Re:Cognition Clinical Trial Volunteer featured in the Daily Mail
There have been so many exciting and hugely successful scientific advances in the past decade; including our understanding of Alzheimer’s disease and research into new treatments to halt the progression of this disease and prevent onset of dementia.
On New Year’s Eve, the Daily Mail reflected on some of the new, game-changing treatments discovered within the last 10 years including, cancer therapies, treatment for stroke, and revolutionary new treatments using genomics, artificial intelligence and wearable technology. It has been an amazing decade for medical discovery!
The Daily Mail interview includes a volunteer who participated in a clinical trial at Re:Cognition Health for a new treatment for Alzheimer’s disease. Mr Leslie Smith, a 67 year old engineer, was diagnosed with Alzheimer’s disease two years ago and joined the ENGAGE clinical study at Re:Cognition Health for a new drug called Aducanumab which is designed to halt the progression of Alzheimer’s. Mr Smith was treated with the drug for two years, which involved monthly visits to our London Centre for this new treatment and regular medical and cognitive monitoring. All aspects of treatment, monitoring and travel expenses were provided, free of charge to Mr Smith as a participant in the study.
Dr Emer MacSweeney, Consultant Neuradiologist and medical director at Re:Cognition Health comments, “There are some really exciting trials happening at the moment for Alzheimer’s disease, evidenced through the journey of Mr Smith with the ENGAGE study. Whilst the last decade has been very progressive and successful for the discovery of new medications and treatments, we are poised for the next decade to be even more successful, especially with research into Alzheimer’s disease and other causes of dementia.”

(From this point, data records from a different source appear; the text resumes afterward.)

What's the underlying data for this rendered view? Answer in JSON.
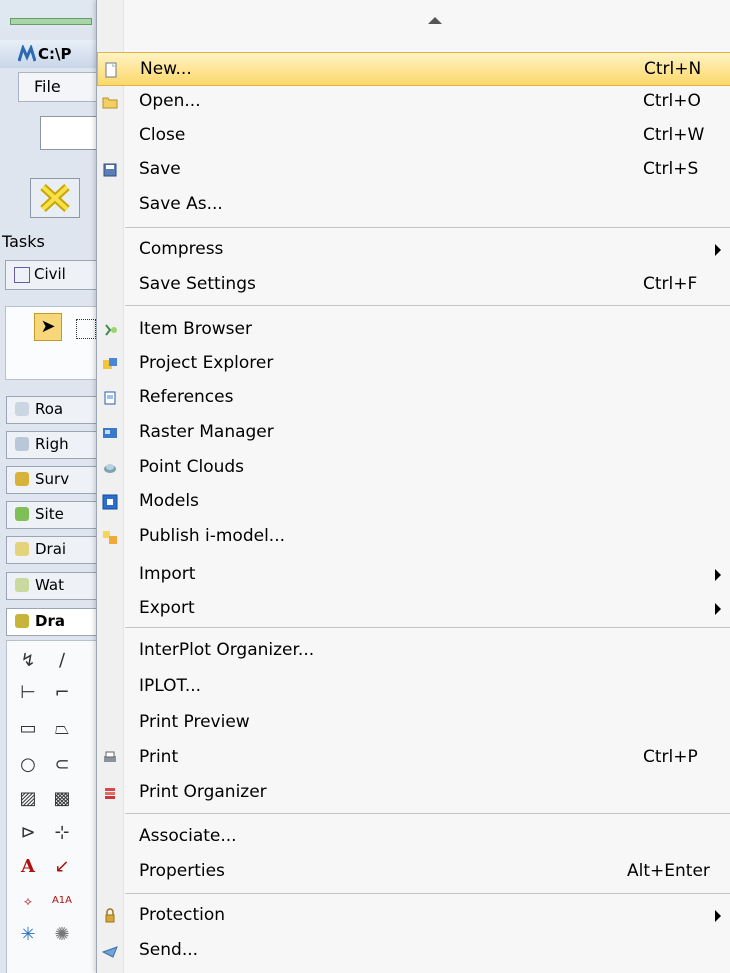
{
  "background_app": {
    "title": "C:\\P",
    "menu_file": "File",
    "tasks_label": "Tasks",
    "task_tab": "Civil",
    "side_items": [
      "Roa",
      "Righ",
      "Surv",
      "Site",
      "Drai",
      "Wat",
      "Dra"
    ]
  },
  "menu": {
    "items": [
      {
        "label": "New...",
        "shortcut": "Ctrl+N",
        "icon": "new-document-icon"
      },
      {
        "label": "Open...",
        "shortcut": "Ctrl+O",
        "icon": "open-folder-icon"
      },
      {
        "label": "Close",
        "shortcut": "Ctrl+W",
        "icon": ""
      },
      {
        "label": "Save",
        "shortcut": "Ctrl+S",
        "icon": "save-disk-icon"
      },
      {
        "label": "Save As...",
        "shortcut": "",
        "icon": ""
      },
      {
        "label": "Compress",
        "shortcut": "",
        "icon": "",
        "submenu": true
      },
      {
        "label": "Save Settings",
        "shortcut": "Ctrl+F",
        "icon": ""
      },
      {
        "label": "Item Browser",
        "shortcut": "",
        "icon": "item-browser-icon"
      },
      {
        "label": "Project Explorer",
        "shortcut": "",
        "icon": "project-explorer-icon"
      },
      {
        "label": "References",
        "shortcut": "",
        "icon": "references-icon"
      },
      {
        "label": "Raster Manager",
        "shortcut": "",
        "icon": "raster-manager-icon"
      },
      {
        "label": "Point Clouds",
        "shortcut": "",
        "icon": "point-clouds-icon"
      },
      {
        "label": "Models",
        "shortcut": "",
        "icon": "models-icon"
      },
      {
        "label": "Publish i-model...",
        "shortcut": "",
        "icon": "publish-imodel-icon"
      },
      {
        "label": "Import",
        "shortcut": "",
        "icon": "",
        "submenu": true
      },
      {
        "label": "Export",
        "shortcut": "",
        "icon": "",
        "submenu": true
      },
      {
        "label": "InterPlot Organizer...",
        "shortcut": "",
        "icon": ""
      },
      {
        "label": "IPLOT...",
        "shortcut": "",
        "icon": ""
      },
      {
        "label": "Print Preview",
        "shortcut": "",
        "icon": ""
      },
      {
        "label": "Print",
        "shortcut": "Ctrl+P",
        "icon": "printer-icon"
      },
      {
        "label": "Print Organizer",
        "shortcut": "",
        "icon": "print-organizer-icon"
      },
      {
        "label": "Associate...",
        "shortcut": "",
        "icon": ""
      },
      {
        "label": "Properties",
        "shortcut": "Alt+Enter",
        "icon": ""
      },
      {
        "label": "Protection",
        "shortcut": "",
        "icon": "lock-icon",
        "submenu": true
      },
      {
        "label": "Send...",
        "shortcut": "",
        "icon": "send-mail-icon"
      }
    ]
  },
  "colors": {
    "highlight": "#fcd86a",
    "menu_bg": "#f7f7f7",
    "separator": "#c5c5c5"
  }
}
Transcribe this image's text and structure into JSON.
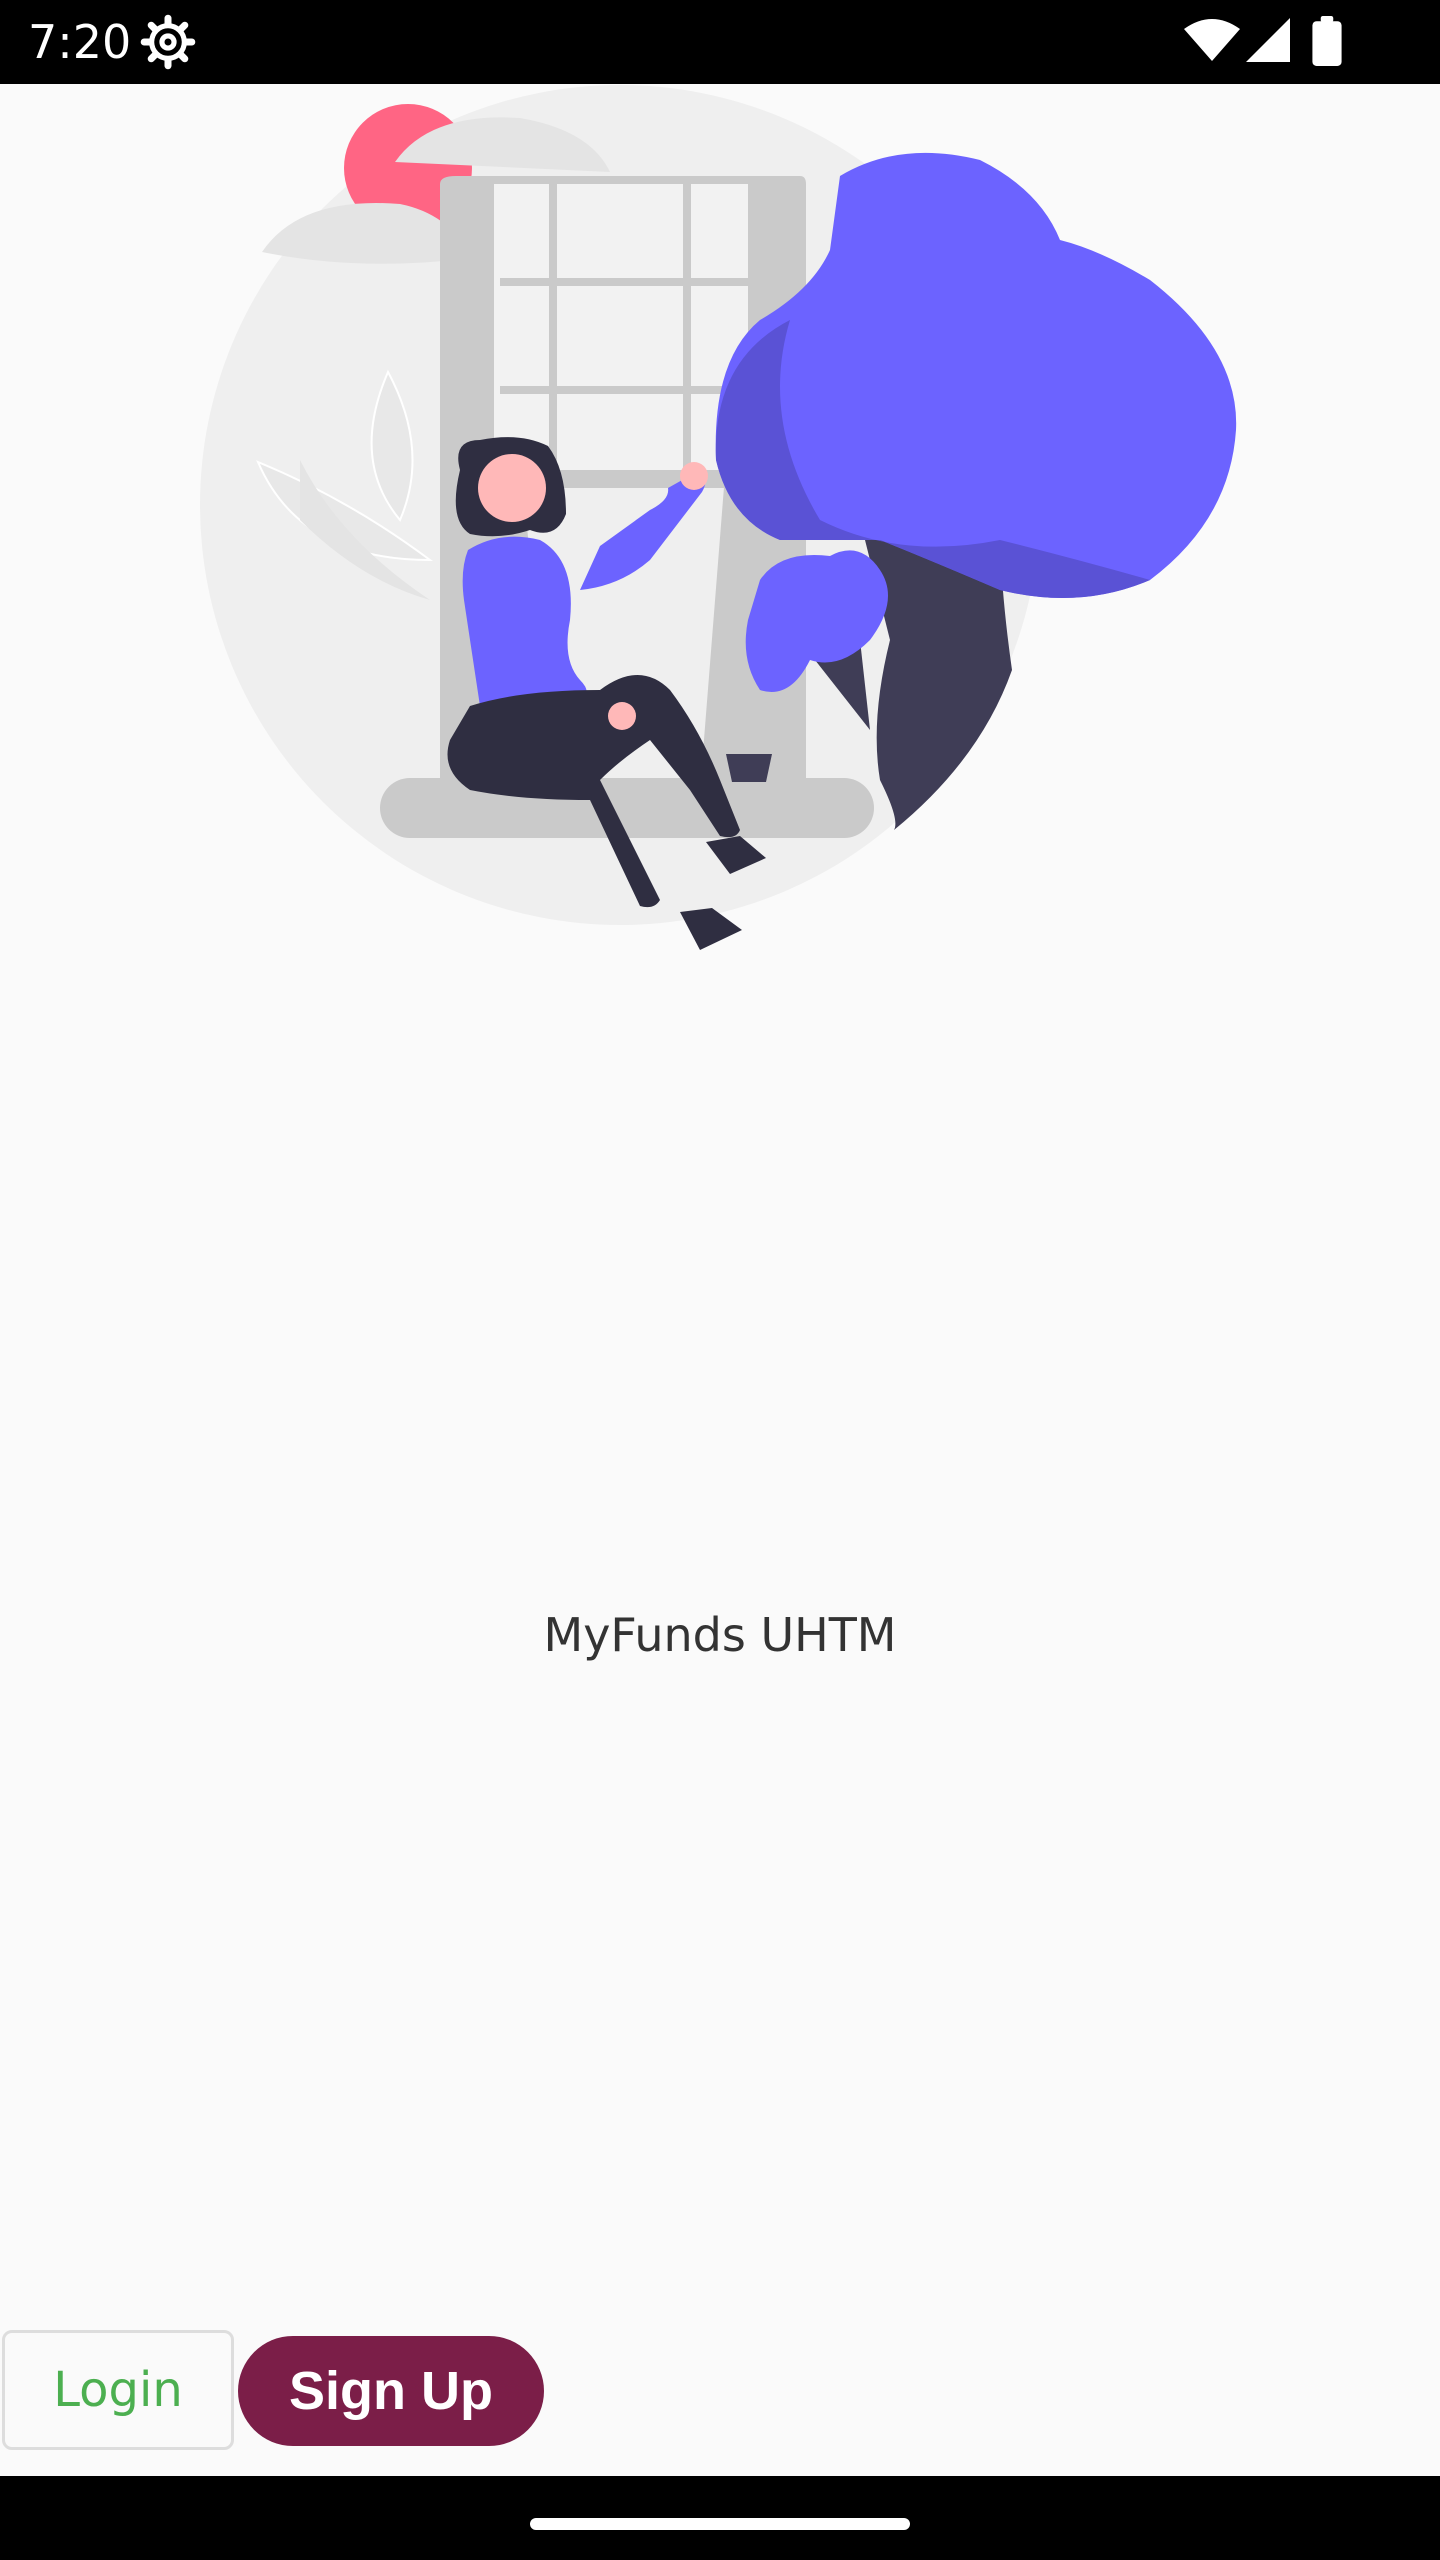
{
  "status_bar": {
    "time": "7:20",
    "icons": [
      "settings-gear-icon",
      "wifi-icon",
      "cell-signal-icon",
      "battery-icon"
    ]
  },
  "hero": {
    "illustration": "woman-sitting-by-window-with-tree-illustration",
    "colors": {
      "accent": "#6C63FF",
      "dark": "#3F3D56",
      "sun": "#FF6584",
      "background_circle": "#EFEFEF"
    }
  },
  "app": {
    "name": "MyFunds UHTM"
  },
  "actions": {
    "login_label": "Login",
    "signup_label": "Sign Up"
  },
  "colors": {
    "login_text": "#4CAF50",
    "signup_bg": "#7B1E48",
    "page_bg": "#FAFAFA"
  }
}
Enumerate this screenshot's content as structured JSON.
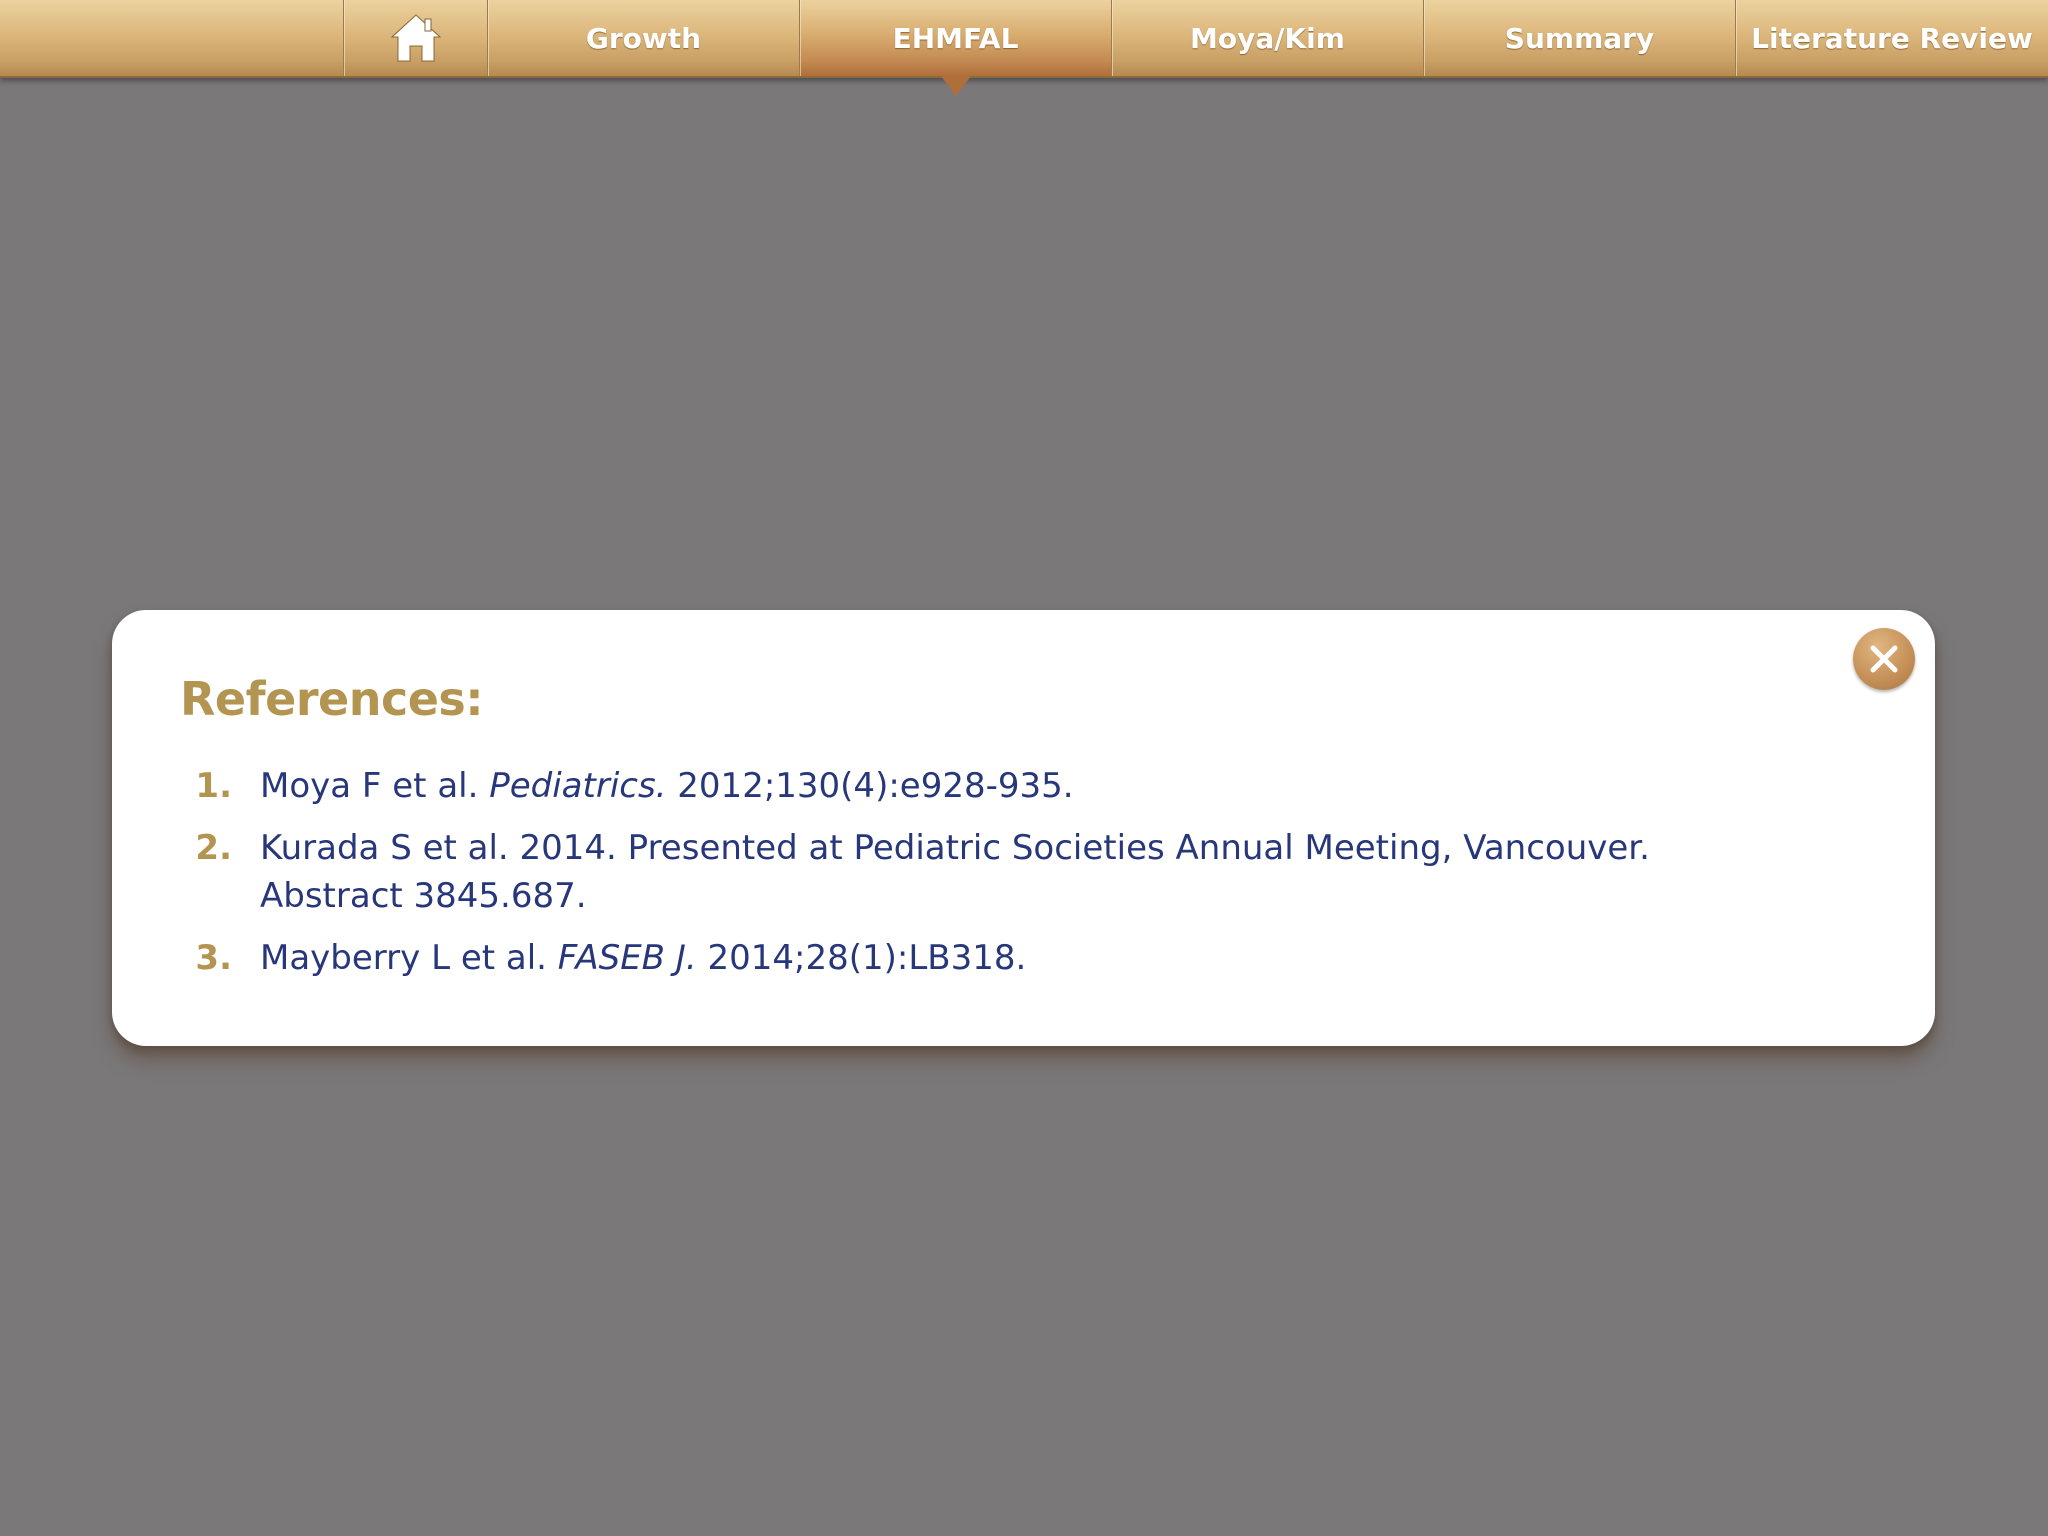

“Currently at Re:Cognition Health we have several trials including LUCIDITY, which treats people with a drug which dissolves abnormal tau protein , which is found in abnormally high levels in the brains of people with Alzheimer’s Disease. Another is the GAIN study where the drug destroys the toxins produced from a common gum bacteria, which over years gets into the brain and is thought to be a cause of Alzheimer’s. The toxins produced by the bacteria destroy the cognitive brain cells and the new drug is designed to block the deleterious effect of the toxin on the healthy cognitive brain cells. With every trial conducted, we come closer to unlocking a future without dementia.”